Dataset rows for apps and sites
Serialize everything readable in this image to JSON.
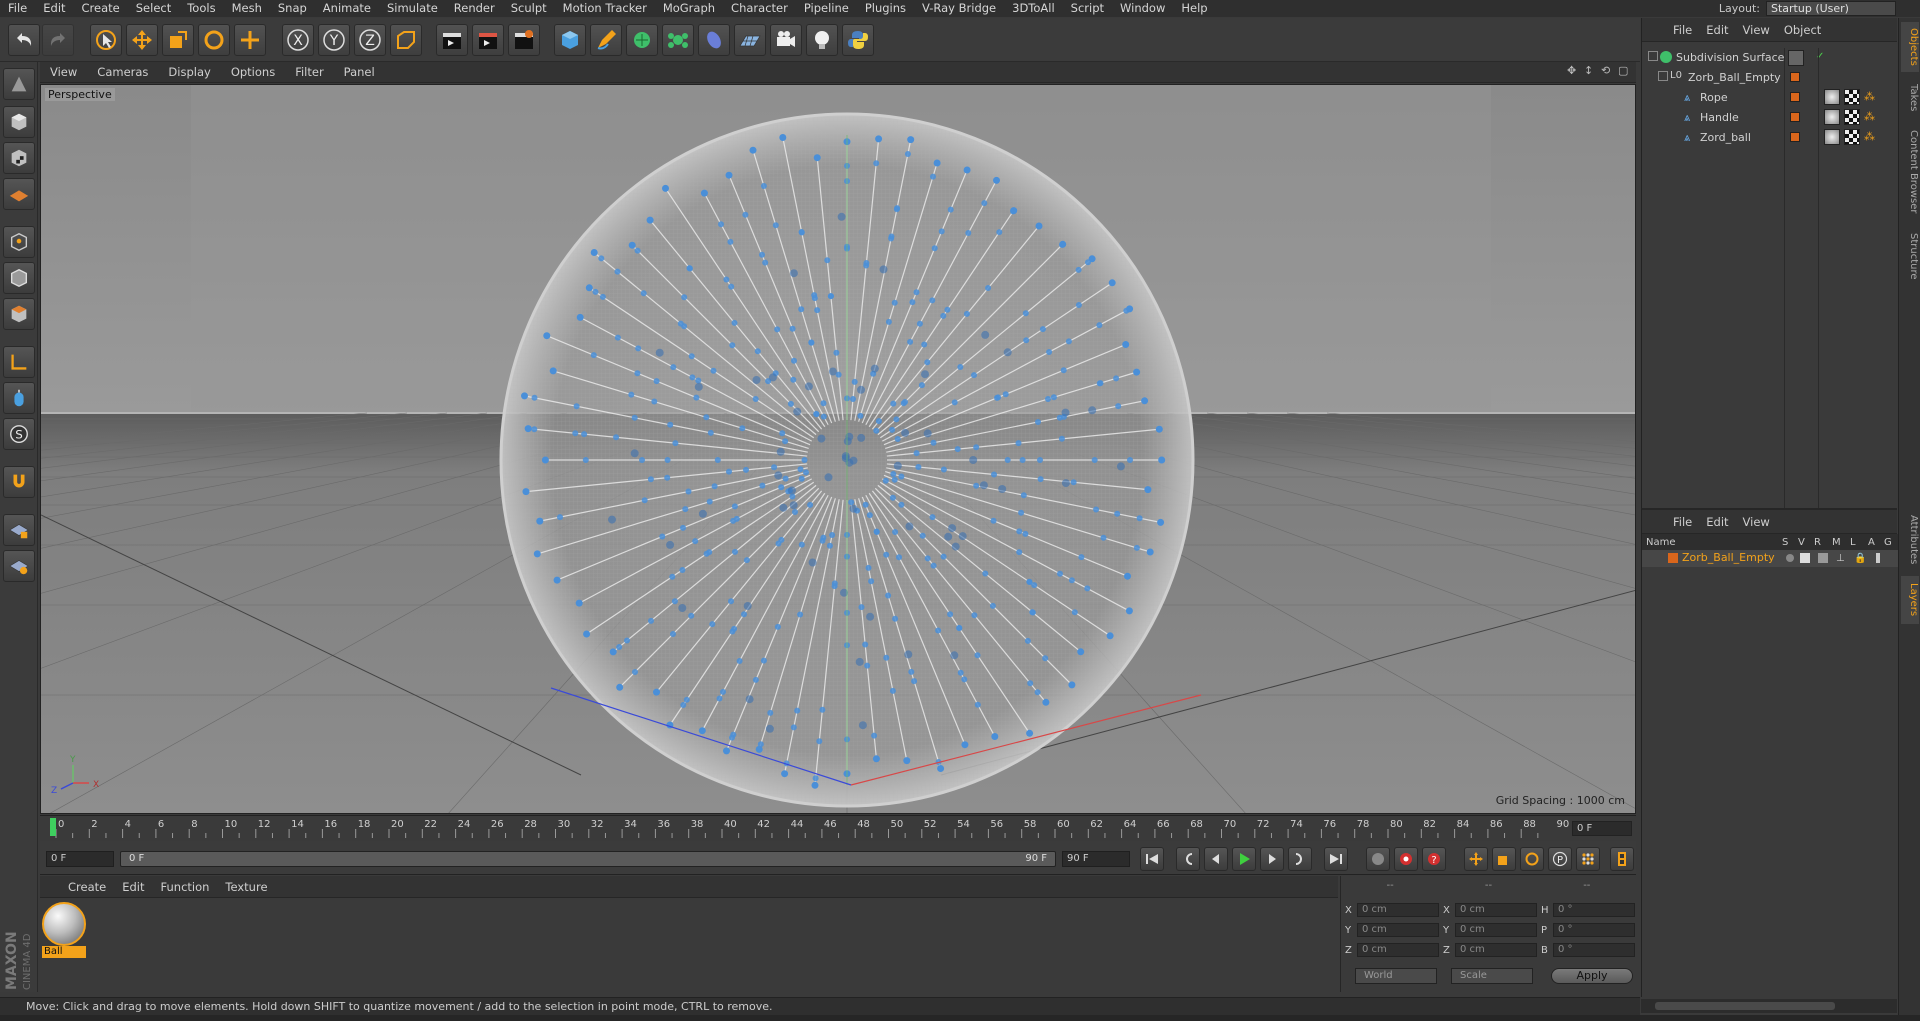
{
  "menubar": {
    "items": [
      "File",
      "Edit",
      "Create",
      "Select",
      "Tools",
      "Mesh",
      "Snap",
      "Animate",
      "Simulate",
      "Render",
      "Sculpt",
      "Motion Tracker",
      "MoGraph",
      "Character",
      "Pipeline",
      "Plugins",
      "V-Ray Bridge",
      "3DToAll",
      "Script",
      "Window",
      "Help"
    ],
    "layout_label": "Layout:",
    "layout_value": "Startup (User)"
  },
  "viewport": {
    "menu": [
      "View",
      "Cameras",
      "Display",
      "Options",
      "Filter",
      "Panel"
    ],
    "label": "Perspective",
    "grid_spacing": "Grid Spacing : 1000 cm",
    "axis_y": "Y",
    "axis_z": "Z",
    "axis_x": "X"
  },
  "timeline": {
    "ticks": [
      "0",
      "2",
      "4",
      "6",
      "8",
      "10",
      "12",
      "14",
      "16",
      "18",
      "20",
      "22",
      "24",
      "26",
      "28",
      "30",
      "32",
      "34",
      "36",
      "38",
      "40",
      "42",
      "44",
      "46",
      "48",
      "50",
      "52",
      "54",
      "56",
      "58",
      "60",
      "62",
      "64",
      "66",
      "68",
      "70",
      "72",
      "74",
      "76",
      "78",
      "80",
      "82",
      "84",
      "86",
      "88",
      "90"
    ],
    "current_frame": "0 F"
  },
  "transport": {
    "start_field": "0 F",
    "slider_start": "0 F",
    "slider_end": "90 F",
    "end_field": "90 F"
  },
  "materials": {
    "menu": [
      "Create",
      "Edit",
      "Function",
      "Texture"
    ],
    "items": [
      {
        "name": "Ball"
      }
    ]
  },
  "coordinates": {
    "headers": [
      "--",
      "--",
      "--"
    ],
    "rows": [
      {
        "l1": "X",
        "v1": "0 cm",
        "l2": "X",
        "v2": "0 cm",
        "l3": "H",
        "v3": "0 °"
      },
      {
        "l1": "Y",
        "v1": "0 cm",
        "l2": "Y",
        "v2": "0 cm",
        "l3": "P",
        "v3": "0 °"
      },
      {
        "l1": "Z",
        "v1": "0 cm",
        "l2": "Z",
        "v2": "0 cm",
        "l3": "B",
        "v3": "0 °"
      }
    ],
    "mode_world": "World",
    "mode_scale": "Scale",
    "apply": "Apply"
  },
  "brand": {
    "maxon": "MAXON",
    "cinema": "CINEMA 4D"
  },
  "statusbar": {
    "text": "Move: Click and drag to move elements. Hold down SHIFT to quantize movement / add to the selection in point mode, CTRL to remove."
  },
  "objects": {
    "menu": [
      "File",
      "Edit",
      "View",
      "Object"
    ],
    "items": [
      {
        "name": "Subdivision Surface"
      },
      {
        "name": "Zorb_Ball_Empty"
      },
      {
        "name": "Rope"
      },
      {
        "name": "Handle"
      },
      {
        "name": "Zord_ball"
      }
    ]
  },
  "layers": {
    "menu": [
      "File",
      "Edit",
      "View"
    ],
    "columns": [
      "Name",
      "S",
      "V",
      "R",
      "M",
      "L",
      "A",
      "G"
    ],
    "items": [
      {
        "name": "Zorb_Ball_Empty"
      }
    ]
  },
  "right_tabs": [
    "Objects",
    "Takes",
    "Content Browser",
    "Structure",
    "Attributes",
    "Layers"
  ],
  "colors": {
    "accent": "#f3a21a",
    "viewport_bg": "#8d8d8d",
    "point": "#4a8fd8",
    "layer_orange": "#d9661c"
  }
}
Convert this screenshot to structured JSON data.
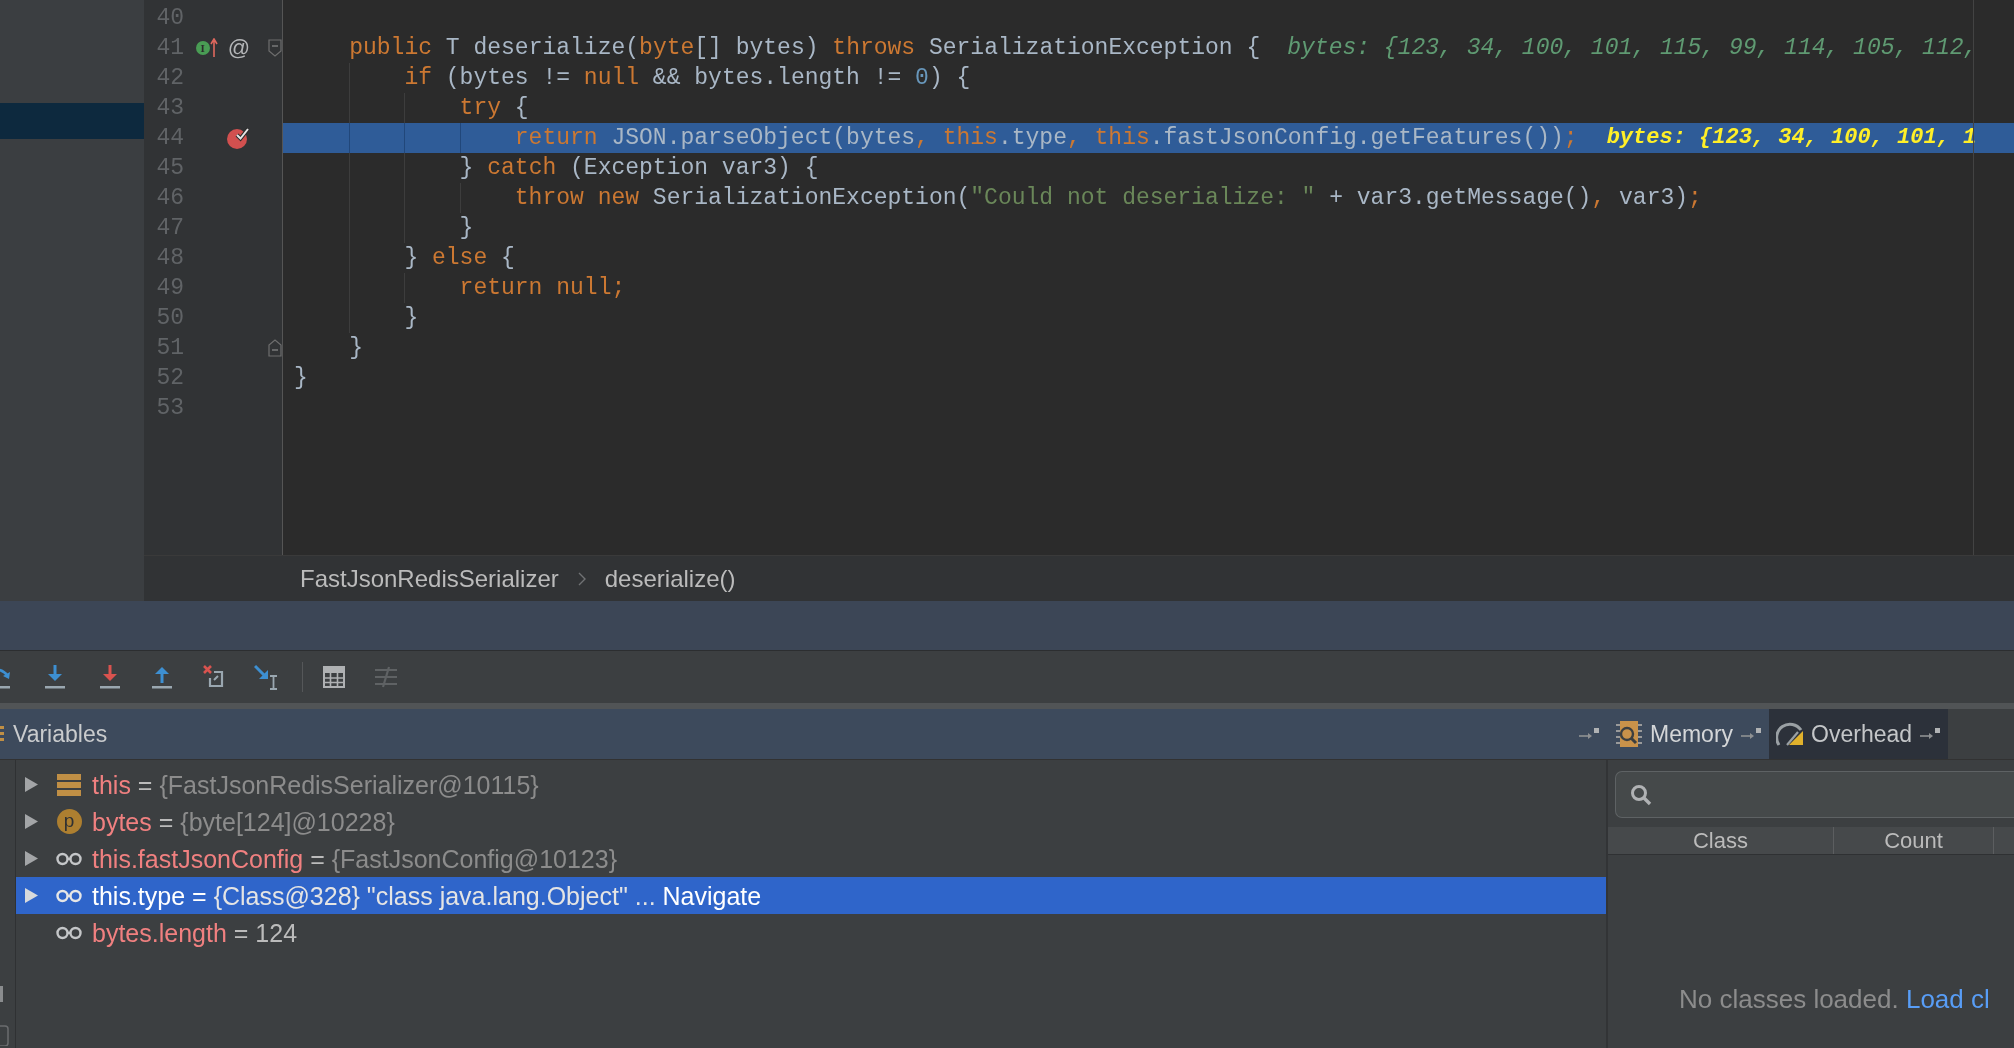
{
  "editor": {
    "lines": [
      {
        "number": "40",
        "current": false
      },
      {
        "number": "41",
        "current": false,
        "marks": [
          {
            "kind": "implements",
            "badge": "I"
          },
          {
            "kind": "annotation",
            "text": "@"
          },
          {
            "kind": "fold_start"
          }
        ],
        "tokens": [
          {
            "text": "    public",
            "kind": "keyword"
          },
          {
            "text": " T deserialize(",
            "kind": "plain"
          },
          {
            "text": "byte",
            "kind": "keyword"
          },
          {
            "text": "[] bytes) ",
            "kind": "plain"
          },
          {
            "text": "throws",
            "kind": "keyword"
          },
          {
            "text": " SerializationException {",
            "kind": "plain"
          }
        ],
        "hint": "bytes: {123, 34, 100, 101, 115, 99, 114, 105, 112,"
      },
      {
        "number": "42",
        "current": false,
        "tokens": [
          {
            "text": "        if",
            "kind": "keyword"
          },
          {
            "text": " (bytes != ",
            "kind": "plain"
          },
          {
            "text": "null",
            "kind": "keyword"
          },
          {
            "text": " && bytes.length != ",
            "kind": "plain"
          },
          {
            "text": "0",
            "kind": "number"
          },
          {
            "text": ") {",
            "kind": "plain"
          }
        ]
      },
      {
        "number": "43",
        "current": false,
        "tokens": [
          {
            "text": "            try",
            "kind": "keyword"
          },
          {
            "text": " {",
            "kind": "plain"
          }
        ]
      },
      {
        "number": "44",
        "current": true,
        "marks": [
          {
            "kind": "breakpoint"
          }
        ],
        "tokens": [
          {
            "text": "                return",
            "kind": "keyword"
          },
          {
            "text": " JSON.parseObject(bytes",
            "kind": "plain"
          },
          {
            "text": ", ",
            "kind": "keyword"
          },
          {
            "text": "this",
            "kind": "keyword"
          },
          {
            "text": ".type",
            "kind": "plain"
          },
          {
            "text": ", ",
            "kind": "keyword"
          },
          {
            "text": "this",
            "kind": "keyword"
          },
          {
            "text": ".fastJsonConfig.getFeatures())",
            "kind": "plain"
          },
          {
            "text": ";",
            "kind": "keyword"
          }
        ],
        "hint": "bytes: {123, 34, 100, 101, 1"
      },
      {
        "number": "45",
        "current": false,
        "tokens": [
          {
            "text": "            } ",
            "kind": "plain"
          },
          {
            "text": "catch",
            "kind": "keyword"
          },
          {
            "text": " (Exception var3) {",
            "kind": "plain"
          }
        ]
      },
      {
        "number": "46",
        "current": false,
        "tokens": [
          {
            "text": "                throw new",
            "kind": "keyword"
          },
          {
            "text": " SerializationException(",
            "kind": "plain"
          },
          {
            "text": "\"Could not deserialize: \"",
            "kind": "string"
          },
          {
            "text": " + var3.getMessage()",
            "kind": "plain"
          },
          {
            "text": ",",
            "kind": "keyword"
          },
          {
            "text": " var3)",
            "kind": "plain"
          },
          {
            "text": ";",
            "kind": "keyword"
          }
        ]
      },
      {
        "number": "47",
        "current": false,
        "tokens": [
          {
            "text": "            }",
            "kind": "plain"
          }
        ]
      },
      {
        "number": "48",
        "current": false,
        "tokens": [
          {
            "text": "        } ",
            "kind": "plain"
          },
          {
            "text": "else",
            "kind": "keyword"
          },
          {
            "text": " {",
            "kind": "plain"
          }
        ]
      },
      {
        "number": "49",
        "current": false,
        "tokens": [
          {
            "text": "            return null;",
            "kind": "keyword"
          }
        ]
      },
      {
        "number": "50",
        "current": false,
        "tokens": [
          {
            "text": "        }",
            "kind": "plain"
          }
        ]
      },
      {
        "number": "51",
        "current": false,
        "marks": [
          {
            "kind": "fold_end"
          }
        ],
        "tokens": [
          {
            "text": "    }",
            "kind": "plain"
          }
        ]
      },
      {
        "number": "52",
        "current": false,
        "tokens": [
          {
            "text": "}",
            "kind": "plain"
          }
        ]
      },
      {
        "number": "53",
        "current": false
      }
    ]
  },
  "breadcrumbs": [
    "FastJsonRedisSerializer",
    "deserialize()"
  ],
  "debugger": {
    "toolbar": [
      {
        "kind": "step_over",
        "disabled": false
      },
      {
        "kind": "step_into",
        "disabled": false
      },
      {
        "kind": "force_step_into",
        "disabled": false
      },
      {
        "kind": "step_out",
        "disabled": false
      },
      {
        "kind": "drop_frame",
        "disabled": false
      },
      {
        "kind": "run_to_cursor",
        "disabled": false
      },
      {
        "kind": "separator"
      },
      {
        "kind": "evaluate",
        "disabled": false
      },
      {
        "kind": "trace",
        "disabled": true
      }
    ],
    "variables": {
      "title": "Variables",
      "rows": [
        {
          "kind": "object",
          "name": "this",
          "op": "=",
          "value": "{FastJsonRedisSerializer@10115}",
          "value_dimmed": true,
          "expandable": true,
          "expanded": false,
          "selected": false
        },
        {
          "kind": "parameter",
          "badge": "p",
          "name": "bytes",
          "op": "=",
          "value": "{byte[124]@10228}",
          "value_dimmed": true,
          "expandable": true,
          "expanded": false,
          "selected": false
        },
        {
          "kind": "watch",
          "name": "this.fastJsonConfig",
          "op": "=",
          "value": "{FastJsonConfig@10123}",
          "value_dimmed": true,
          "expandable": true,
          "expanded": false,
          "selected": false
        },
        {
          "kind": "watch",
          "name": "this.type",
          "op": "=",
          "value": "{Class@328} \"class java.lang.Object\" ...",
          "link": "Navigate",
          "value_dimmed": true,
          "expandable": true,
          "expanded": false,
          "selected": true
        },
        {
          "kind": "watch",
          "name": "bytes.length",
          "op": "=",
          "value": "124",
          "value_dimmed": false,
          "expandable": false,
          "selected": false
        }
      ]
    },
    "tabs": [
      {
        "kind": "memory",
        "label": "Memory",
        "selected": true,
        "hovered": false
      },
      {
        "kind": "overhead",
        "label": "Overhead",
        "selected": false,
        "hovered": true
      }
    ],
    "memory": {
      "columns": [
        "Class",
        "Count"
      ],
      "empty_text": "No classes loaded.",
      "link": "Load cl"
    }
  }
}
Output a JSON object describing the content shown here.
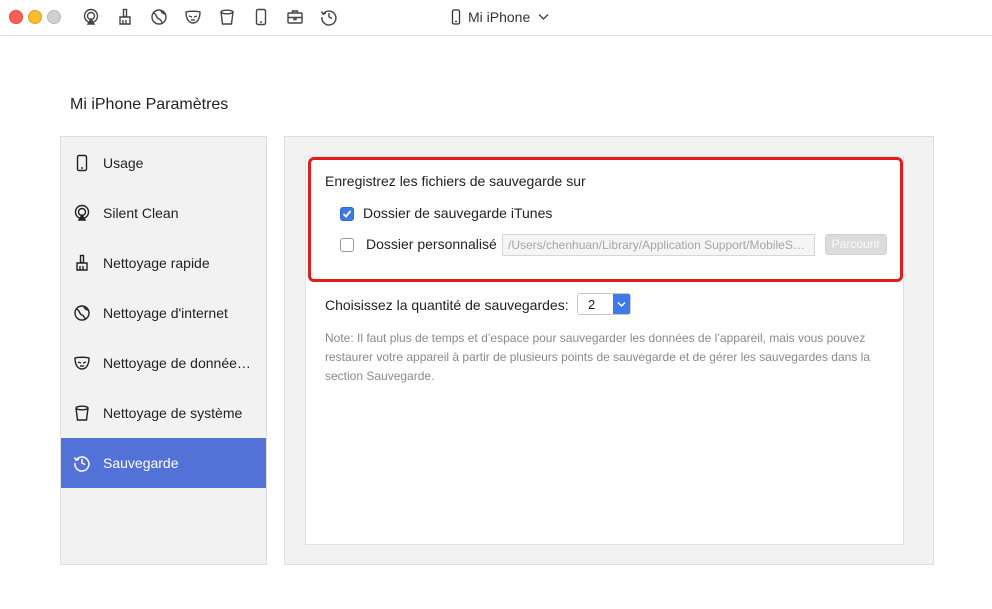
{
  "toolbar": {
    "icons": [
      "airplay-icon",
      "broom-icon",
      "globe-icon",
      "mask-icon",
      "trash-bin-icon",
      "phone-icon",
      "toolbox-icon",
      "history-clock-icon"
    ],
    "device_name": "Mi iPhone"
  },
  "page": {
    "title": "Mi iPhone Paramètres"
  },
  "sidebar": {
    "items": [
      {
        "label": "Usage",
        "icon": "phone-icon"
      },
      {
        "label": "Silent Clean",
        "icon": "airplay-icon"
      },
      {
        "label": "Nettoyage rapide",
        "icon": "broom-icon"
      },
      {
        "label": "Nettoyage d'internet",
        "icon": "globe-icon"
      },
      {
        "label": "Nettoyage de données privées",
        "icon": "mask-icon"
      },
      {
        "label": "Nettoyage de système",
        "icon": "trash-bin-icon"
      },
      {
        "label": "Sauvegarde",
        "icon": "history-clock-icon",
        "active": true
      }
    ]
  },
  "backup": {
    "section_title": "Enregistrez les fichiers de sauvegarde sur",
    "option_itunes": {
      "label": "Dossier de sauvegarde iTunes",
      "checked": true
    },
    "option_custom": {
      "label": "Dossier personnalisé",
      "checked": false
    },
    "path_value": "/Users/chenhuan/Library/Application Support/MobileSync/Backup",
    "browse_label": "Parcourir",
    "quantity_label": "Choisissez la quantité de sauvegardes:",
    "quantity_value": "2",
    "note": "Note: Il faut plus de temps et d’espace pour sauvegarder les données de l’appareil, mais vous pouvez restaurer votre appareil à partir de plusieurs points de sauvegarde et de gérer les sauvegardes dans la section Sauvegarde."
  },
  "colors": {
    "accent": "#5272d8",
    "checkbox": "#3d7ae8",
    "highlight": "#e01d1d"
  }
}
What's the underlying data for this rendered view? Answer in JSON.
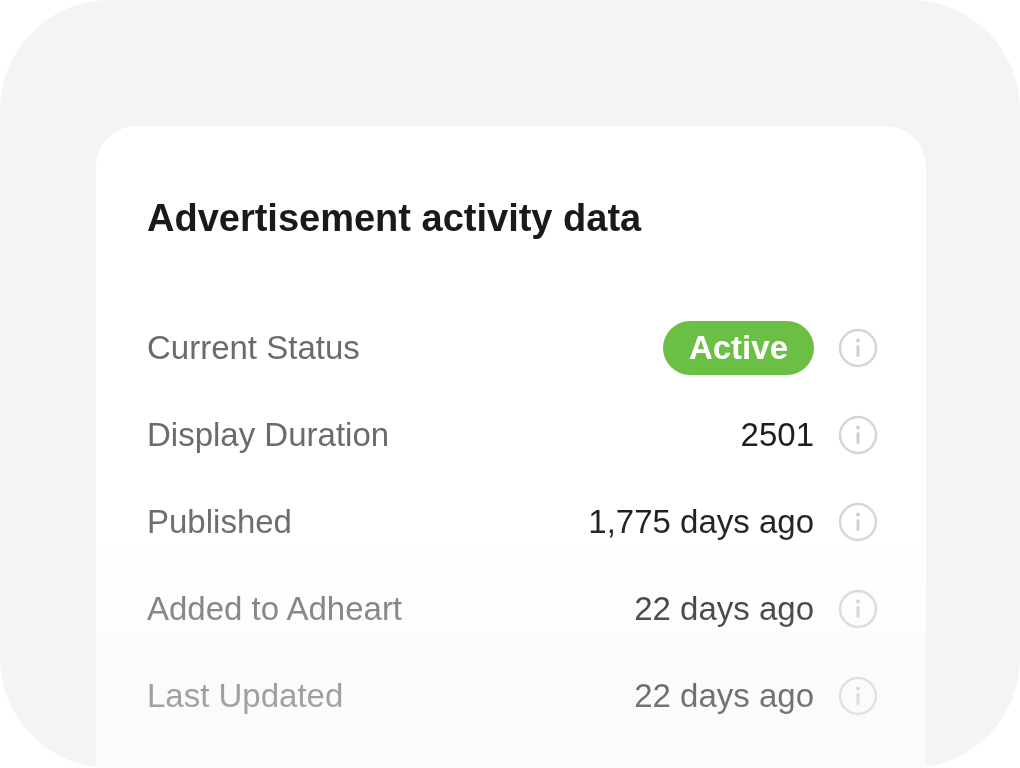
{
  "card": {
    "title": "Advertisement activity data",
    "rows": [
      {
        "label": "Current Status",
        "value": "Active",
        "kind": "badge"
      },
      {
        "label": "Display Duration",
        "value": "2501",
        "kind": "text"
      },
      {
        "label": "Published",
        "value": "1,775 days ago",
        "kind": "text"
      },
      {
        "label": "Added to Adheart",
        "value": "22 days ago",
        "kind": "text"
      },
      {
        "label": "Last Updated",
        "value": "22 days ago",
        "kind": "text"
      }
    ]
  }
}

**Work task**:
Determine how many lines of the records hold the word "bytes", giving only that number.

**Answer space**:
8